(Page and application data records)
┄┄┄┄┄┄┄┄┄┄
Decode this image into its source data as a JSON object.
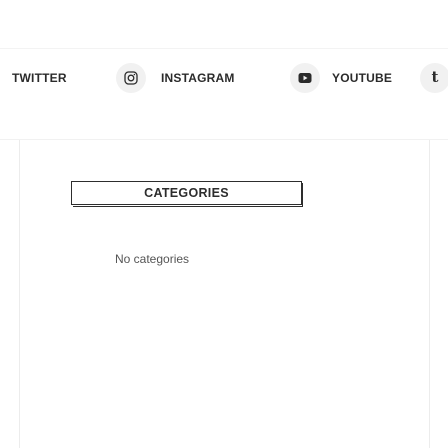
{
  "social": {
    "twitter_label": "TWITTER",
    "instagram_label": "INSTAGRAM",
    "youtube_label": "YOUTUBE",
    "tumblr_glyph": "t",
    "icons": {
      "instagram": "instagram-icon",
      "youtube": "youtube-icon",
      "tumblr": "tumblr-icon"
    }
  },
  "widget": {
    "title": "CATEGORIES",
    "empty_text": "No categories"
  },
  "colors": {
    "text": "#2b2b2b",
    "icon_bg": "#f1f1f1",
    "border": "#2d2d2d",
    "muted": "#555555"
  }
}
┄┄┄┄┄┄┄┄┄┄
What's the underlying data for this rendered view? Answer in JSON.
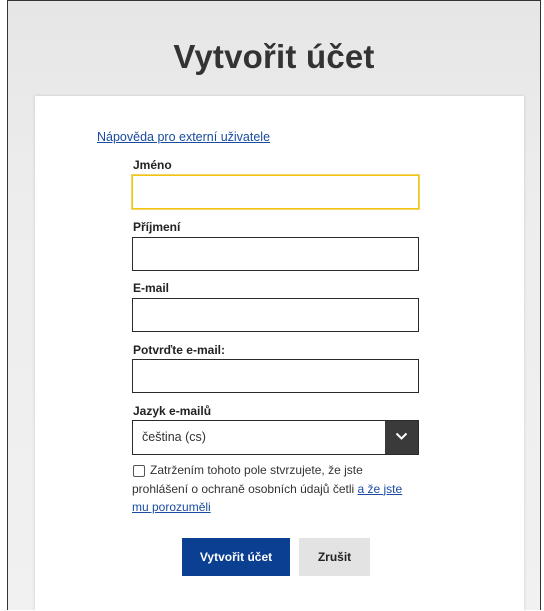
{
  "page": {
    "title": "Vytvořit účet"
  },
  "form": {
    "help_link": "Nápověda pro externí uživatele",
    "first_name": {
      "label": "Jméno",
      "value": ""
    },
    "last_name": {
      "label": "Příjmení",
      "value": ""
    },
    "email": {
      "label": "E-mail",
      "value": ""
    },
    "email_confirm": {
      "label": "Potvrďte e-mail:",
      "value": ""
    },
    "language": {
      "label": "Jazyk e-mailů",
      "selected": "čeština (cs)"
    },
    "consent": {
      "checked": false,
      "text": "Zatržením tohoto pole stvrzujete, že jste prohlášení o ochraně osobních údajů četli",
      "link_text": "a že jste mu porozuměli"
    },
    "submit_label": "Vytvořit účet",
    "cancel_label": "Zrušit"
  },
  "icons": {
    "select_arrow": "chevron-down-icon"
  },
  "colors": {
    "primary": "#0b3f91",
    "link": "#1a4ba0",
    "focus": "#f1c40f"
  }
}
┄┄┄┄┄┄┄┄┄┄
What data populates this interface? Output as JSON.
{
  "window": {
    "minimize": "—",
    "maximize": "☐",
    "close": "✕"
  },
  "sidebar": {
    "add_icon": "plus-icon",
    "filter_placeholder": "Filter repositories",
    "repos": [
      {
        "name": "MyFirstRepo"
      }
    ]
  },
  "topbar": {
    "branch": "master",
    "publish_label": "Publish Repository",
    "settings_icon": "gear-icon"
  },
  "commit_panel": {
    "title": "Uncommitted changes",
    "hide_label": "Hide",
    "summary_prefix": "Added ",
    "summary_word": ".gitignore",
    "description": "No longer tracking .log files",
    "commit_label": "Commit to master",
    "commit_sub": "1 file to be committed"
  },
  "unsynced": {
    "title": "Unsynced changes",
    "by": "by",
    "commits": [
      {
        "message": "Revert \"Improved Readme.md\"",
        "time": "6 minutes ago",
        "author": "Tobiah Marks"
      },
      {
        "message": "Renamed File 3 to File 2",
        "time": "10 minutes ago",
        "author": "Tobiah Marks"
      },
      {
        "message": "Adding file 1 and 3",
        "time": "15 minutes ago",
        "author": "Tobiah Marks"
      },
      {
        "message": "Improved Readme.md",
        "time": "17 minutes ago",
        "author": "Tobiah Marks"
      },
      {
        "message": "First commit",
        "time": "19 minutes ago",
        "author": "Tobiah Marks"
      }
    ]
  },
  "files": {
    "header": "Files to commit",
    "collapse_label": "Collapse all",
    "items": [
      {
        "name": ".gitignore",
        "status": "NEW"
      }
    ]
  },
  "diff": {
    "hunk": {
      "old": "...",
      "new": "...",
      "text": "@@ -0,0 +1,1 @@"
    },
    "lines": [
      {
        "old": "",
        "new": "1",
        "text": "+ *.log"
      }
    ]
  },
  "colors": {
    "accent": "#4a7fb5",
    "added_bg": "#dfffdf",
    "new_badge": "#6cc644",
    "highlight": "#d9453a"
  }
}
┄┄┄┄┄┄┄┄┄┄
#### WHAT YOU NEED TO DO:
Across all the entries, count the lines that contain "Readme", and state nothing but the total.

#### REPLY TO THE EXERCISE:
2